Royals manager Buddy Bell was exceedingly brief in his postgame comments.
"It was a bad game. Buckner gave up some runs early. We didn't swing the bats again. Got shut out for the second night in a row," Bell said.
"Not much else to say."
Broadway, from Grand Prairie, Texas, gave up just two hits in his six innings.
"He was mixing some pitches -- some sliders, some changeups," ventured Mark Teahen. "Average fastball but, you know, we didn't do much with it."
Broadway was in a jam just once. Ross Gload walked to start the second inning and Alex Gordon singled, breaking a 0-for-22 dirge. But Broadway struck out three straight batters -- Jason Smith, John Buck and Joey Gathright.
In fact, Broadway struck out eight -- the most by a White Sox pitcher in his first start since Ravelo Manzanillo also struck out eight. You guessed it -- against the Royals on Sept. 25, 1988.
Against relievers Matt Thornton and Bobby Jenks in the last three innings, the Royals accomplished absolutely nothing.
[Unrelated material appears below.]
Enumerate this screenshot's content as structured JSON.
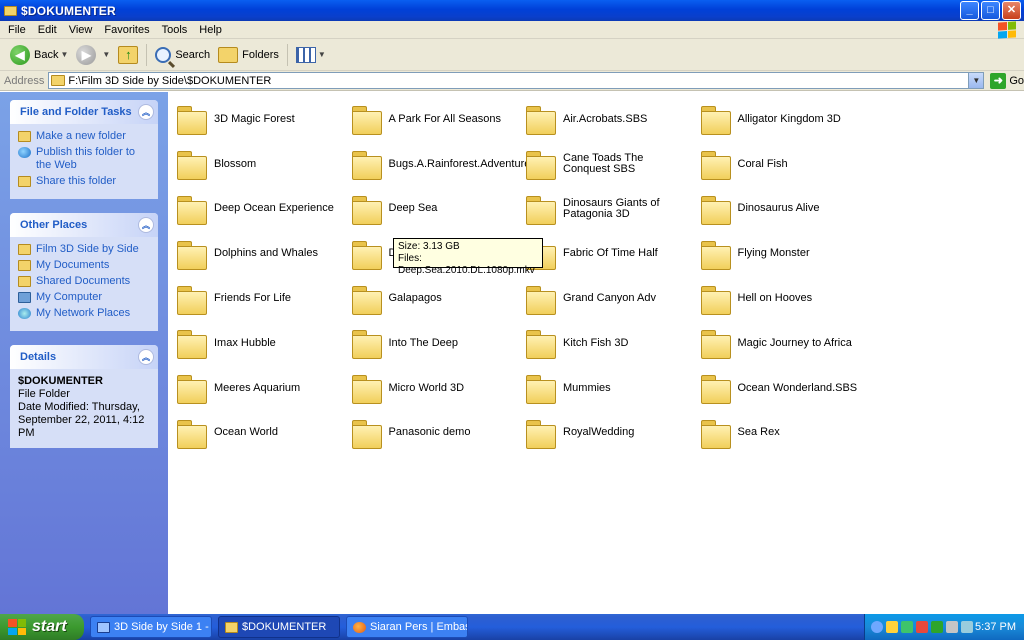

They lost 3-0 to Jon Garland on Wednesday night and these were their first back-to-back shutouts since July 18-19, 2006, at Boston -- both 1-0.
The Royals, who had experienced a turnaround and were in fourth place and just 13 games under .500 on Aug. 31, have experienced a poor September. They are just 8-17 this month and have slid back into the cellar.
Buckner was in trouble early. Josh Fields singled and Jim Thome walked. On the next pitch, Paul Konerko reached the left-field bleachers for his 30th homer. Just like that, the White Sox had a 3-0 first-inning lead.
By the sixth, the White Sox were up 6-0 and Buckner's fifth Major League start was over. He surrendered six hits and walked two.
"I thought I had good stuff. They just kind of put some things together and got some runs out of it," Buckner said.
Catcher John Buck believed that Buckner did rather well, all things considered.
"They just kind of nipped at him and nipped at him," Buck said. "It wasn't that they really pounded him."
Three runs were charged against Royals lefty Jorge De La Rosa in the seventh inning. He walked three batters and all three scored when his relief, David Riske, gave up a two-run double to Luis Terrero and a two-run single to A.J. Pierzynski.
Really, this night belonged to Broadway.
"Slider or cutter, just couldn't figure it," Butler said. "I didn't swing at many strikes."
Evidently Broadway threw nothing right down Central.